$\begin{array}{c}\hfill |{f}_{n}\left({\theta}_{1}\right)-{f}_{n}\left({\theta}_{2}\right)|\phantom{\rule{4pt}{0ex}}\le \phantom{\rule{4pt}{0ex}}\epsilon +{\epsilon}_{n},\phantom{\rule{4pt}{0ex}}\phantom{\rule{4pt}{0ex}}\phantom{\rule{4pt}{0ex}}\phantom{\rule{4pt}{0ex}}\phantom{\rule{4pt}{0ex}}\phantom{\rule{4pt}{0ex}}{\theta}_{1},{\theta}_{2}\in I,\end{array}$ | (9) |

whenever $\left|\right|{\theta}_{1}-{\theta}_{2}\left|\right|<\delta $ (if ${\epsilon}_{n}=0$ for all $n,$ then ${\left({f}_{n}\left(\theta \right)\right)}_{n\ge 1}$ is just equicontinuous).

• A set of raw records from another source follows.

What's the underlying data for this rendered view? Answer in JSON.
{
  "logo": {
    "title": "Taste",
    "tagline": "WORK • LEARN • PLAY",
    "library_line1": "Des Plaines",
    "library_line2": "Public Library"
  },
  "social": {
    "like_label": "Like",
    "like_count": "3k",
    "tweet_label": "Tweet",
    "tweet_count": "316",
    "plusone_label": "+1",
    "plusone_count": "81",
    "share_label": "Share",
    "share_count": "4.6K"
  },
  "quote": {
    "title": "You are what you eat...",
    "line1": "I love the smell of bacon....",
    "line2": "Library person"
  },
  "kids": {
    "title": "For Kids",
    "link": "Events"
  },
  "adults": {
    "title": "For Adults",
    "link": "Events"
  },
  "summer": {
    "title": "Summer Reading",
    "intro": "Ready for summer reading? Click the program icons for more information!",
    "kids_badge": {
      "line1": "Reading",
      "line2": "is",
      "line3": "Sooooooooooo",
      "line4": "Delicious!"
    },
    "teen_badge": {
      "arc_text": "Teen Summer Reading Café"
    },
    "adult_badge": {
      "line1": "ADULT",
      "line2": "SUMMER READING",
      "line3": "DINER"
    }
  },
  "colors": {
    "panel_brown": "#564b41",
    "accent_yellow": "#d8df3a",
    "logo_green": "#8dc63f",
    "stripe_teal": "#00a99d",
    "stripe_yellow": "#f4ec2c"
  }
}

The slightly generalized version of the Arzelà-Ascoli theorem reads:

**Lemma 0.1** Assume that ${\left({f}_{n}\right)}_{n\ge 1}$ be a sequence of real-valued continuous functions defined on a closed and bounded set ${\Pi}_{i=1}^{d}[{a}_{i},{b}_{i}]\subset {\mathbb{R}}^{d}.$ If this sequence is uniformly bounded and sub-equicontinuous, then there exists a subsequence ${\left({f}_{{n}_{k}}\right)}_{k\ge 1}$ that converges uniformly.

The following theorem states that self-stabilizing processes do exist.

**Theorem 0.2** Let $g$ be a Hölder function defined on $\mathbb{R}$ and ranging in $[a,b]\subset (0,2]$.
There exists a self-stabilizing process $S\left(t\right),t\in [0,\phantom{\rule{0.166667em}{0ex}}1],$ that it is tangent at all $u$ to a $g\left(S\right(u\left)\right)-$stable Lévy process under the conditional expectation with respect to $S\left(u\right)$. Moreover, the process $S\left(t\right),t\in [0,\phantom{\rule{0.166667em}{0ex}}1],$ satisfies, for all $({\theta}_{j},{t}_{j})\in \mathbb{R}\times [0,1],\phantom{\rule{0.166667em}{0ex}}j=1,2,...,d,$

$\begin{array}{c}\hfill {\mathbb{E}}_{S\left({t}_{1}\right)}\left[exp\left\{i\sum _{j=2}^{d}{\theta}_{j}\left(S\left({t}_{j}\right)-S\left({t}_{1}\right)\right)+\int |\sum _{j=2}^{d}{\theta}_{j}{\mathbf{1}}_{[{t}_{1},{t}_{j}]}\left(z\right){|}^{g\left(S\right(z\left)\right)}dz\right\}\right]=1.\end{array}$ | (10) |

We are currently studying the main properties of self-stabilizing processes.